When Lucien Stöpler worked in developing countries struggling to protect children against exploitation, there were insufficient police and care organisations. So he and his team asked help from friendly neighbors, helpful teachers, wise elderly and anyone else that cared about these children. They trained together how to keep an eye open and act in case of trouble and found a few police officers that could act as contact. It resulted in the most succesful safety and well-being organisation he was to see there ánd in the developed. It doesn’t just take a village to raise a child, it also takes a village to protect it.
And the principle is applicable in other areas. Working later at the national police he saw that major organised crime syndicates were fairly well-known by people in whose neighborhood they lived. When a team would make an arrest and he would hear witnesses say something like: “Thats…! We always knew he was involved in crime.” Improving contact with communities, police could seriously improve their effectiveness. Often times, they spent years meticulously collecting information while it was already available at the neighbors!
That’s when he started Justice in Practice, a Foundation since 2018. It is based on the principle that everyone is part of some community with something that they care about. These communities are what really structure society, more than government and regulations.

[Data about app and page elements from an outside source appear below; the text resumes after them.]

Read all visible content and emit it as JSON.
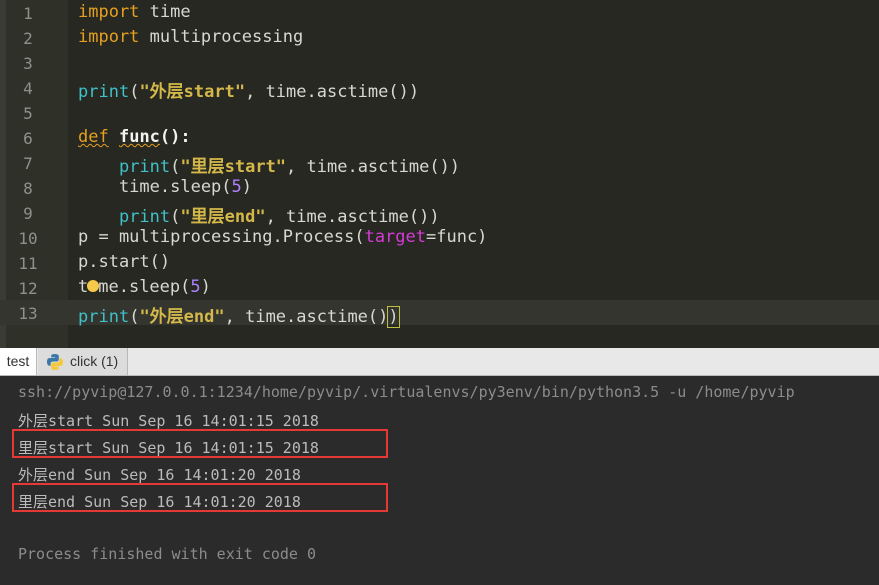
{
  "editor": {
    "line_numbers": [
      "1",
      "2",
      "3",
      "4",
      "5",
      "6",
      "7",
      "8",
      "9",
      "10",
      "11",
      "12",
      "13"
    ],
    "lines": {
      "l1": [
        "import",
        " time"
      ],
      "l2": [
        "import",
        " multiprocessing"
      ],
      "l4": [
        "print",
        "(",
        "\"外层start\"",
        ", time.asctime())"
      ],
      "l6": [
        "def",
        " ",
        "func",
        "():"
      ],
      "l7": [
        "    ",
        "print",
        "(",
        "\"里层start\"",
        ", time.asctime())"
      ],
      "l8": [
        "    time.sleep(",
        "5",
        ")"
      ],
      "l9": [
        "    ",
        "print",
        "(",
        "\"里层end\"",
        ", time.asctime())"
      ],
      "l10": [
        "p = multiprocessing.Process(",
        "target",
        "=func)"
      ],
      "l11": [
        "p.start()"
      ],
      "l12": [
        "t",
        "me.sleep(",
        "5",
        ")"
      ],
      "l13": [
        "print",
        "(",
        "\"外层end\"",
        ", time.asctime()",
        ")"
      ]
    }
  },
  "tabs": {
    "test_label": "test",
    "click_label": "click (1)"
  },
  "console": {
    "command": "ssh://pyvip@127.0.0.1:1234/home/pyvip/.virtualenvs/py3env/bin/python3.5 -u /home/pyvip",
    "out1": "外层start Sun Sep 16 14:01:15 2018",
    "out2": "里层start Sun Sep 16 14:01:15 2018",
    "out3": "外层end Sun Sep 16 14:01:20 2018",
    "out4": "里层end Sun Sep 16 14:01:20 2018",
    "exit": "Process finished with exit code 0"
  },
  "colors": {
    "highlight_box": "#e53935",
    "keyword": "#e6a020",
    "builtin": "#3fc1c9",
    "string": "#d4b94a"
  }
}
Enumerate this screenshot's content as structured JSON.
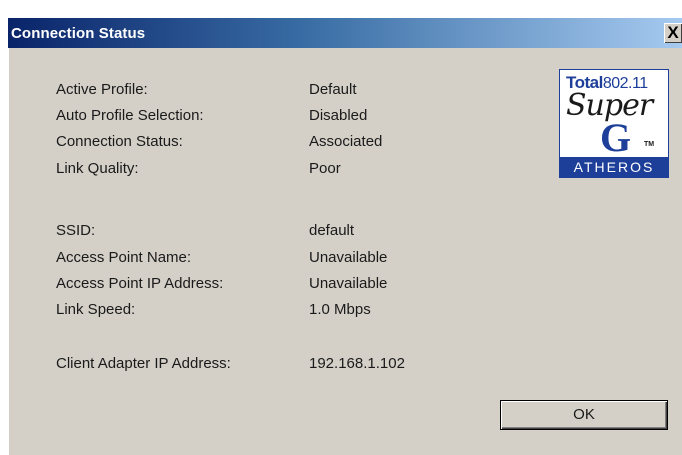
{
  "window": {
    "title": "Connection Status",
    "close_label": "X"
  },
  "fields": [
    {
      "label": "Active Profile:",
      "value": "Default"
    },
    {
      "label": "Auto Profile Selection:",
      "value": "Disabled"
    },
    {
      "label": "Connection Status:",
      "value": "Associated"
    },
    {
      "label": "Link Quality:",
      "value": "Poor"
    },
    {
      "label": "SSID:",
      "value": "default"
    },
    {
      "label": "Access Point Name:",
      "value": "Unavailable"
    },
    {
      "label": "Access Point IP Address:",
      "value": "Unavailable"
    },
    {
      "label": "Link Speed:",
      "value": "1.0 Mbps"
    },
    {
      "label": "Client Adapter IP Address:",
      "value": "192.168.1.102"
    }
  ],
  "logo": {
    "brand_word": "Total",
    "brand_num": "802.11",
    "super_text": "Super",
    "g_text": "G",
    "tm_text": "TM",
    "maker_text": "ATHEROS"
  },
  "buttons": {
    "ok_label": "OK"
  },
  "colors": {
    "title_start": "#0a246a",
    "title_end": "#a6caf0",
    "dialog_bg": "#d4d0c8",
    "logo_blue": "#1d3f99"
  }
}
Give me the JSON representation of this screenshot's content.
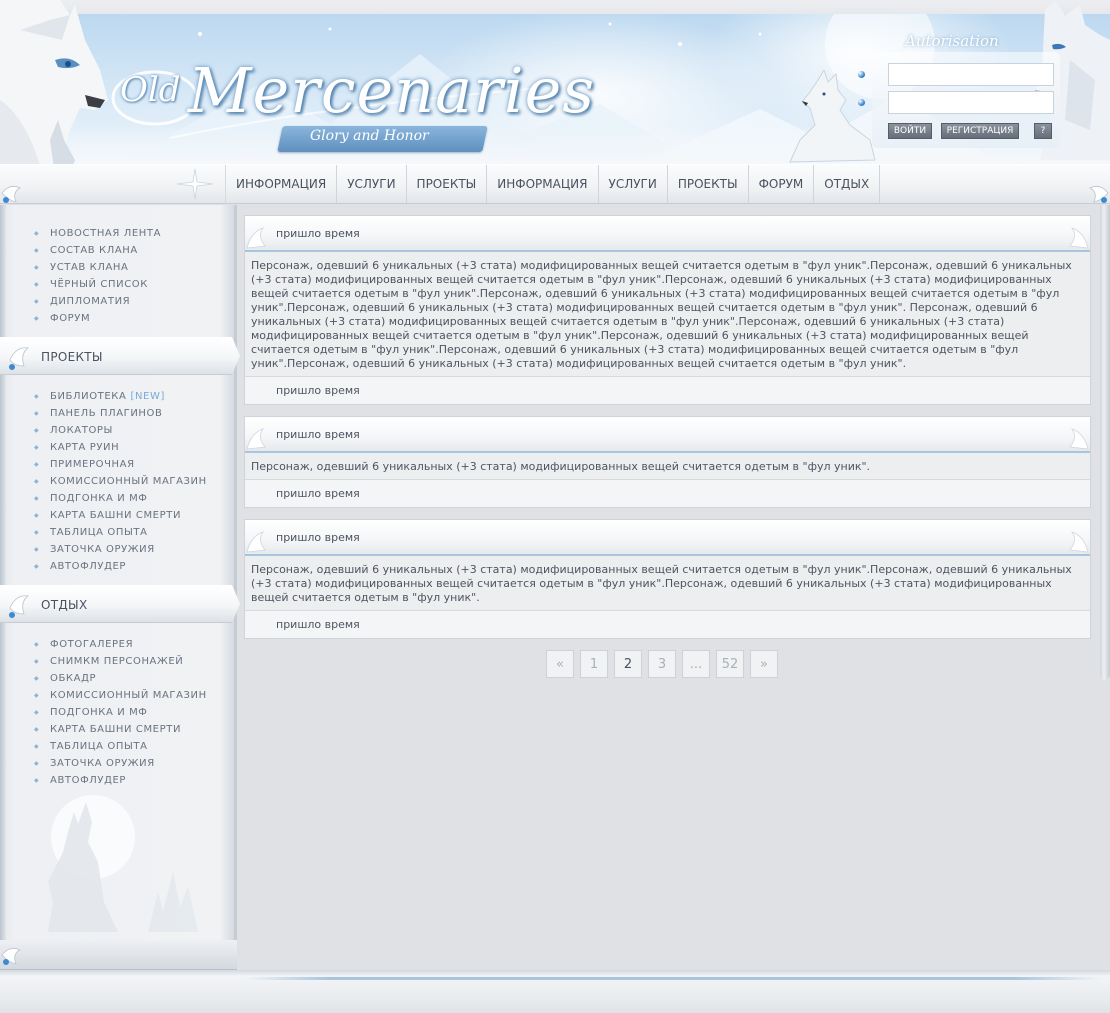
{
  "header": {
    "logo": {
      "prefix": "Old",
      "title": "Mercenaries",
      "tagline": "Glory and Honor"
    },
    "auth": {
      "title": "Autorisation",
      "login_button": "ВОЙТИ",
      "register_button": "РЕГИСТРАЦИЯ",
      "help_button": "?"
    },
    "nav": [
      "ИНФОРМАЦИЯ",
      "УСЛУГИ",
      "ПРОЕКТЫ",
      "ИНФОРМАЦИЯ",
      "УСЛУГИ",
      "ПРОЕКТЫ",
      "ФОРУМ",
      "ОТДЫХ"
    ]
  },
  "sidebar": {
    "main_menu": [
      "НОВОСТНАЯ ЛЕНТА",
      "СОСТАВ КЛАНА",
      "УСТАВ КЛАНА",
      "ЧЁРНЫЙ СПИСОК",
      "ДИПЛОМАТИЯ",
      "ФОРУМ"
    ],
    "projects": {
      "title": "ПРОЕКТЫ",
      "items": [
        "БИБЛИОТЕКА",
        "ПАНЕЛЬ ПЛАГИНОВ",
        "ЛОКАТОРЫ",
        "КАРТА РУИН",
        "ПРИМЕРОЧНАЯ",
        "КОМИССИОННЫЙ МАГАЗИН",
        "ПОДГОНКА И МФ",
        "КАРТА БАШНИ СМЕРТИ",
        "ТАБЛИЦА ОПЫТА",
        "ЗАТОЧКА ОРУЖИЯ",
        "АВТОФЛУДЕР"
      ],
      "new_badge": "[NEW]"
    },
    "rest": {
      "title": "ОТДЫХ",
      "items": [
        "ФОТОГАЛЕРЕЯ",
        "СНИМКМ ПЕРСОНАЖЕЙ",
        "ОБКАДР",
        "КОМИССИОННЫЙ МАГАЗИН",
        "ПОДГОНКА И МФ",
        "КАРТА БАШНИ СМЕРТИ",
        "ТАБЛИЦА ОПЫТА",
        "ЗАТОЧКА ОРУЖИЯ",
        "АВТОФЛУДЕР"
      ]
    }
  },
  "posts": [
    {
      "title": "пришло время",
      "body": "Персонаж, одевший 6 уникальных (+3 стата) модифицированных вещей считается одетым в \"фул уник\".Персонаж, одевший 6 уникальных (+3 стата) модифицированных вещей считается одетым в \"фул уник\".Персонаж, одевший 6 уникальных (+3 стата) модифицированных вещей считается одетым в \"фул уник\".Персонаж, одевший 6 уникальных (+3 стата) модифицированных вещей считается одетым в \"фул уник\".Персонаж, одевший 6 уникальных (+3 стата) модифицированных вещей считается одетым в \"фул уник\". Персонаж, одевший 6 уникальных (+3 стата) модифицированных вещей считается одетым в \"фул уник\".Персонаж, одевший 6 уникальных (+3 стата) модифицированных вещей считается одетым в \"фул уник\".Персонаж, одевший 6 уникальных (+3 стата) модифицированных вещей считается одетым в \"фул уник\".Персонаж, одевший 6 уникальных (+3 стата) модифицированных вещей считается одетым в \"фул уник\".Персонаж, одевший 6 уникальных (+3 стата) модифицированных вещей считается одетым в \"фул уник\".",
      "footer": "пришло время"
    },
    {
      "title": "пришло время",
      "body": "Персонаж, одевший 6 уникальных (+3 стата) модифицированных вещей считается одетым в \"фул уник\".",
      "footer": "пришло время"
    },
    {
      "title": "пришло время",
      "body": "Персонаж, одевший 6 уникальных (+3 стата) модифицированных вещей считается одетым в \"фул уник\".Персонаж, одевший 6 уникальных (+3 стата) модифицированных вещей считается одетым в \"фул уник\".Персонаж, одевший 6 уникальных (+3 стата) модифицированных вещей считается одетым в \"фул уник\".",
      "footer": "пришло время"
    }
  ],
  "pagination": {
    "prev": "«",
    "pages": [
      "1",
      "2",
      "3",
      "...",
      "52"
    ],
    "current": "2",
    "next": "»"
  },
  "colors": {
    "accent": "#a9c4de",
    "page_bg": "#dfe1e4",
    "text": "#4b5058",
    "new_badge": "#7aaad8"
  }
}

Justice in Practice Foundation helps governments connect with communities and vice versa.